Instructional design is often a career people fall into. When you scroll through comment sections online, you’ll see the same question from people interested in entering the field: Where do I learn instructional design skills?
While you might find a graduate degree or certificate useful (especially if you plan to work in higher education), it’ll depend on the industry you focus on. Even if you decide to hold off on the degree for now, there’s plenty of low-cost options to help you develop your skills.
Read a book
As a former library assistant, I feel obligated to mention the wealth of knowledge found in books. Goodreads has a great list of Popular Instructional Design Books.
When I read Tim Slade’s “eLearning Designer’s Handbook” as a new designer, I found it useful for thinking about how to organize my projects. But you don’t have to stick to industry-specific books. Instructional design pulls from multiple disciplines, so it’s a good idea to read books from related fields or learn from books far afield.
Read blogs and listen to podcasts
Blogs discuss trends, tackle current issues, and explore future possibilities. Whether written by a tool provider, industry leader, or instructional designer, blogs provide a wealth of information.
You’re not limited to reading blogs—developing your own blog around instructional design and eLearning topics lets you apply the ideas you’re learning. Model eLearning began as a way for our team to research and share our thoughts with the larger eLearning community.
Similarly, podcasts focus on a variety of topics. I’ve subscribed to lots of podcasts, but I’ll admit I’ve yet to listen to most them (there’s only so much time in a day!). Still, I join TLDCast live whenever I can, and I plan to carve out some time in the near future to check out others.
Take a class, webinar, or tutorial
It’s easier than ever to learn technical skills with free tutorials and video explanations on various digital tools.
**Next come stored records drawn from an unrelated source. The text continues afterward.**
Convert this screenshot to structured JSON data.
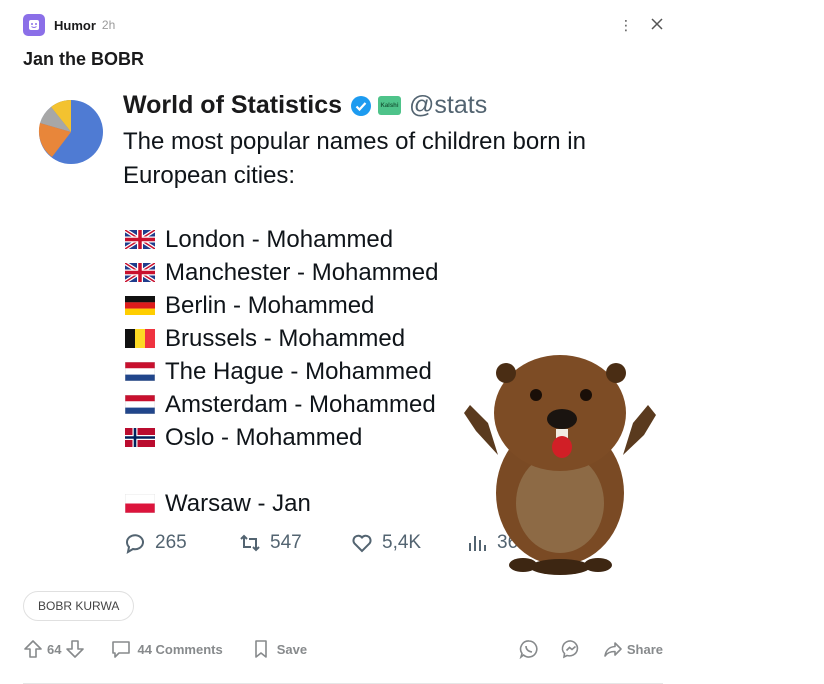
{
  "header": {
    "community": "Humor",
    "time": "2h"
  },
  "post": {
    "title": "Jan the BOBR"
  },
  "tweet": {
    "name": "World of Statistics",
    "sticker": "Kalshi",
    "handle": "@stats",
    "text": "The most popular names of children born in European cities:",
    "rows": [
      {
        "flag": "uk",
        "text": "London - Mohammed"
      },
      {
        "flag": "uk",
        "text": "Manchester - Mohammed"
      },
      {
        "flag": "de",
        "text": "Berlin - Mohammed"
      },
      {
        "flag": "be",
        "text": "Brussels - Mohammed"
      },
      {
        "flag": "nl",
        "text": "The Hague - Mohammed"
      },
      {
        "flag": "nl",
        "text": "Amsterdam - Mohammed"
      },
      {
        "flag": "no",
        "text": "Oslo - Mohammed"
      },
      {
        "flag": "pl",
        "text": "Warsaw - Jan"
      }
    ],
    "stats": {
      "replies": "265",
      "retweets": "547",
      "likes": "5,4K",
      "views": "363"
    }
  },
  "flair": "BOBR KURWA",
  "actions": {
    "votes": "64",
    "comments": "44 Comments",
    "save": "Save",
    "share": "Share"
  },
  "icons": [
    "community-icon",
    "kebab-icon",
    "close-icon",
    "verified-icon",
    "reply-icon",
    "retweet-icon",
    "like-icon",
    "views-icon",
    "upvote-icon",
    "downvote-icon",
    "comment-icon",
    "bookmark-icon",
    "whatsapp-icon",
    "messenger-icon",
    "share-icon"
  ],
  "colors": {
    "community": "#8b6fe8",
    "verified": "#1d9bf0",
    "muted": "#878a8c"
  }
}
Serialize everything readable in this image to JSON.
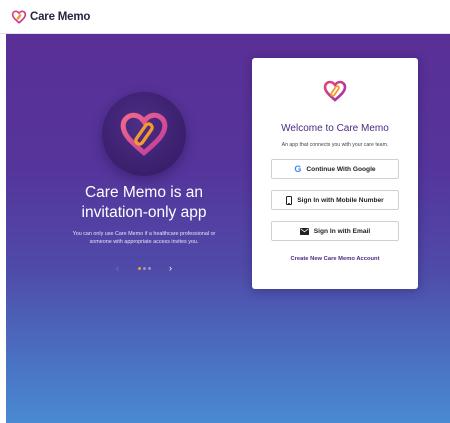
{
  "header": {
    "brand_name": "Care Memo",
    "logo_icon": "heart-clip-icon"
  },
  "hero": {
    "title_line1": "Care Memo is an",
    "title_line2": "invitation-only app",
    "subtitle_line1": "You can only use Care Memo if a healthcare professional or",
    "subtitle_line2": "someone with appropriate access invites you.",
    "carousel": {
      "slide_count": 3,
      "active_index": 0,
      "prev_icon": "chevron-left-icon",
      "next_icon": "chevron-right-icon"
    }
  },
  "login_card": {
    "title": "Welcome to Care Memo",
    "subtitle": "An app that connects you with your care team.",
    "google_button": "Continue With Google",
    "mobile_button": "Sign In with Mobile Number",
    "email_button": "Sign In with Email",
    "create_account_link": "Create New Care Memo Account"
  },
  "colors": {
    "brand_purple": "#4b2a86",
    "logo_pink": "#e8427a",
    "logo_orange": "#f59a2e",
    "carousel_active": "#f59a2e"
  }
}
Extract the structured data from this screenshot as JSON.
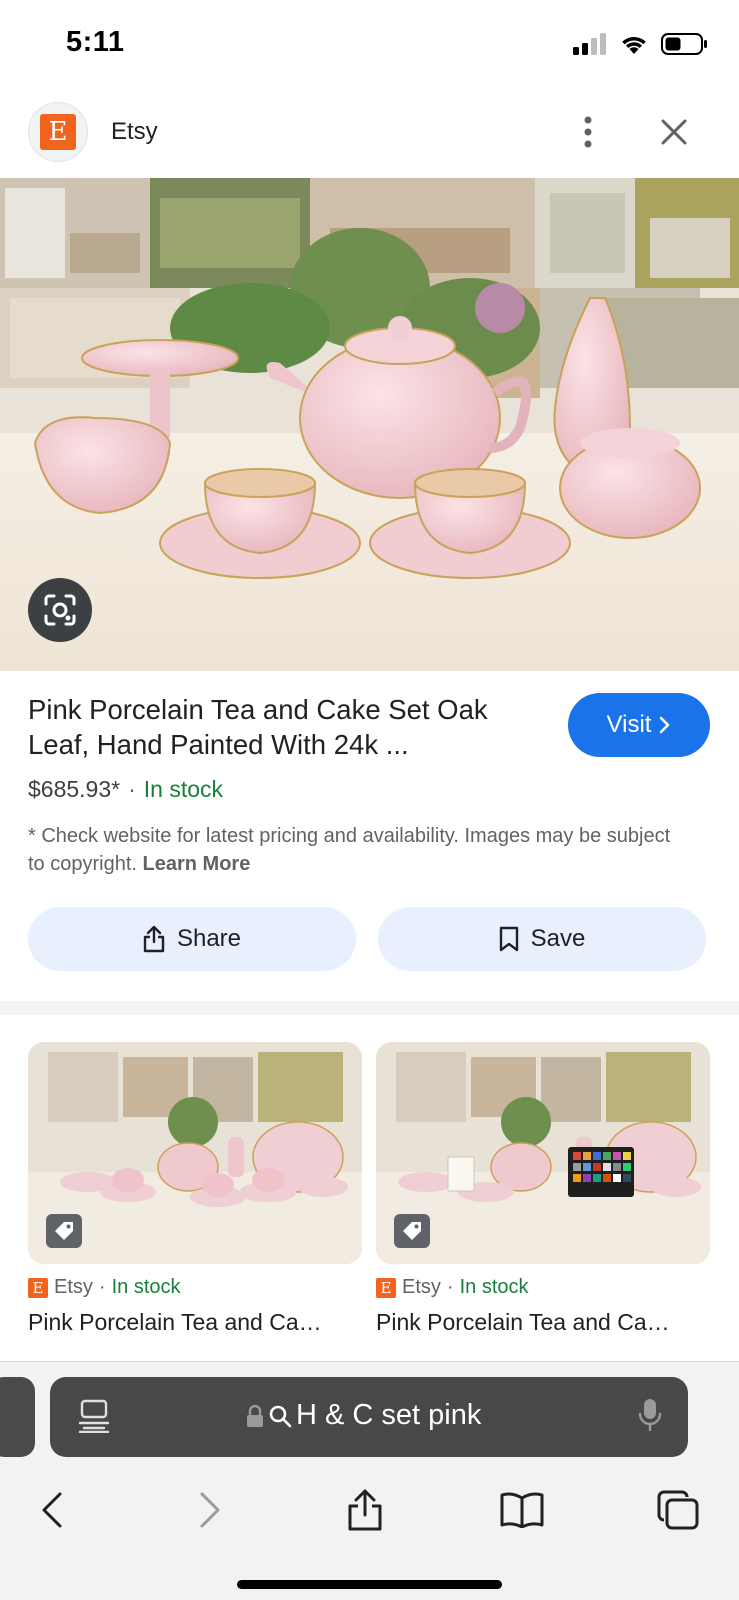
{
  "status_bar": {
    "time": "5:11"
  },
  "site": {
    "logo_letter": "E",
    "name": "Etsy"
  },
  "product": {
    "title": "Pink Porcelain Tea and Cake Set Oak Leaf, Hand Painted With 24k ...",
    "price": "$685.93*",
    "separator": "·",
    "stock": "In stock",
    "disclaimer": "* Check website for latest pricing and availability. Images may be subject to copyright.",
    "learn_more": "Learn More"
  },
  "buttons": {
    "visit": "Visit",
    "share": "Share",
    "save": "Save"
  },
  "related": [
    {
      "source": "Etsy",
      "dot": "·",
      "stock": "In stock",
      "title": "Pink Porcelain Tea and Ca…"
    },
    {
      "source": "Etsy",
      "dot": "·",
      "stock": "In stock",
      "title": "Pink Porcelain Tea and Ca…"
    }
  ],
  "browser": {
    "address": "H & C set pink"
  },
  "colors": {
    "accent": "#1a73e8",
    "stock": "#188038",
    "etsy": "#f1641e"
  }
}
YouTube has tons of tutorials to sharpen your tech skills. Or look for reasonably priced tutorials on LinkedIn Learning (formally Lynda.com), Udemy, Skillcrush, and many more.
Similarly, search for webinars related to training and development from tool providers or industry leaders. Or try a course from edX, Coursera, or NovoEd.
In addition to instructional design skills, consider picking up adjacent skills such as graphic design, video editing, technical writing, user experience design, etc.
Network and build relationships with other instructional designers
Whether you attend a bigger conference or a smaller regional or topical one, you’ll find a range of sessions and networking opportunities. Look for a conference that includes subjects or speakers relevant to your interests or industry. As an eLearning team for a university, our team benefited from attending higher education conferences like the MI OER Summit, e-Cornucopia, Accessible Learning Conference, and the Symposium on Universal Design for Instruction and Learning.
If you can’t make it to a conference, you can still network on social media or in an online community. Use the conference hashtag to learn from the Twitter back channel or follow hashtags related to instructional design.
Additionally, working with a mentor helps you take steps forward in your career. A good one will listen, help you focus on your goals, introduce you to others in the field, and provide feedback. It’s best to find someone who structures expectations and looks for consensus on how the mentoring sessions take place.
Create a portfolio
Portfolios let you show your experience and ability to apply instructional design skills. A hiring manager isn’t likely to employ someone who can’t prove they can do the job. Even if you haven’t joined the field yet, you can get experience by showing how you’d solve a problem. Designers for Learning is nonprofit providing a great way for you to build a portfolio and gain real-life experience.
Learning and development tends to attract lifelong learners. What’s your favorite place to learn instructional design skills?